====== MATERIAL PROVIDED

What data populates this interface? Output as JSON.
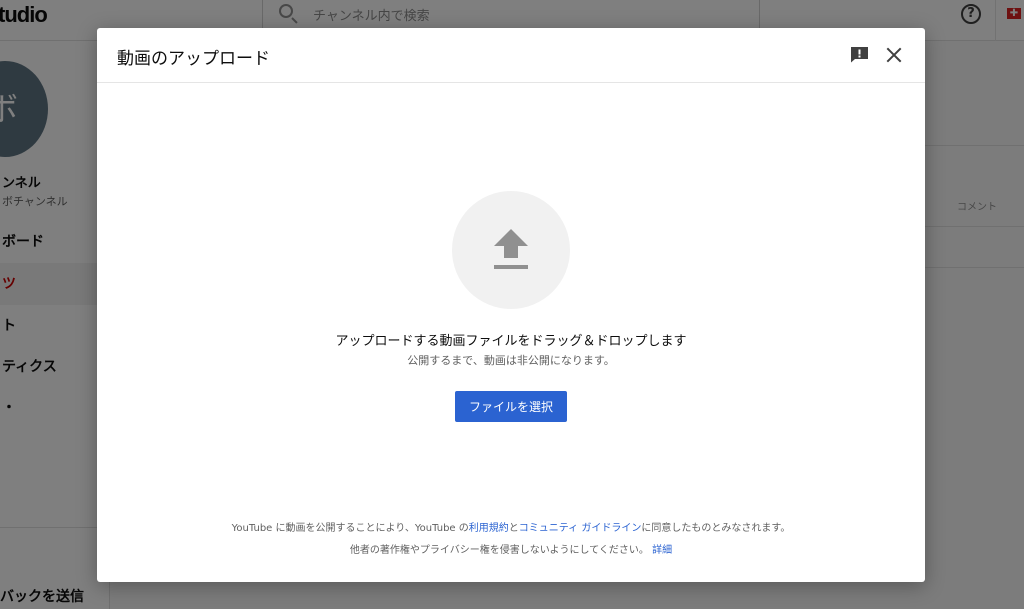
{
  "app": {
    "logo_text": "tudio",
    "search_placeholder": "チャンネル内で検索",
    "help_glyph": "?",
    "flag_glyph": "✚"
  },
  "sidebar": {
    "avatar_glyph": "ボ",
    "channel_name": "ンネル",
    "channel_sub": "ボチャンネル",
    "items": [
      {
        "label": "ボード"
      },
      {
        "label": "ツ"
      },
      {
        "label": "ト"
      },
      {
        "label": "ティクス"
      },
      {
        "label": "・"
      }
    ],
    "feedback": "バックを送信"
  },
  "main": {
    "column_comment": "コメント"
  },
  "dialog": {
    "title": "動画のアップロード",
    "drop_text": "アップロードする動画ファイルをドラッグ＆ドロップします",
    "drop_sub": "公開するまで、動画は非公開になります。",
    "select_button": "ファイルを選択",
    "terms": {
      "prefix": "YouTube に動画を公開することにより、YouTube の",
      "link_terms": "利用規約",
      "and": "と",
      "link_guidelines": "コミュニティ ガイドライン",
      "suffix": "に同意したものとみなされます。"
    },
    "privacy": {
      "text": "他者の著作権やプライバシー権を侵害しないようにしてください。",
      "link_details": "詳細"
    }
  },
  "colors": {
    "accent": "#2b63d1",
    "overlay": "rgba(0,0,0,0.5)",
    "active_nav": "#cc0000"
  }
}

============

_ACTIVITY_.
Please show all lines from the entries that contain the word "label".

_RESULT FOR THIS TASK_.
        "label": "ボード"
        "label": "ツ"
        "label": "ト"
        "label": "ティクス"
        "label": "・"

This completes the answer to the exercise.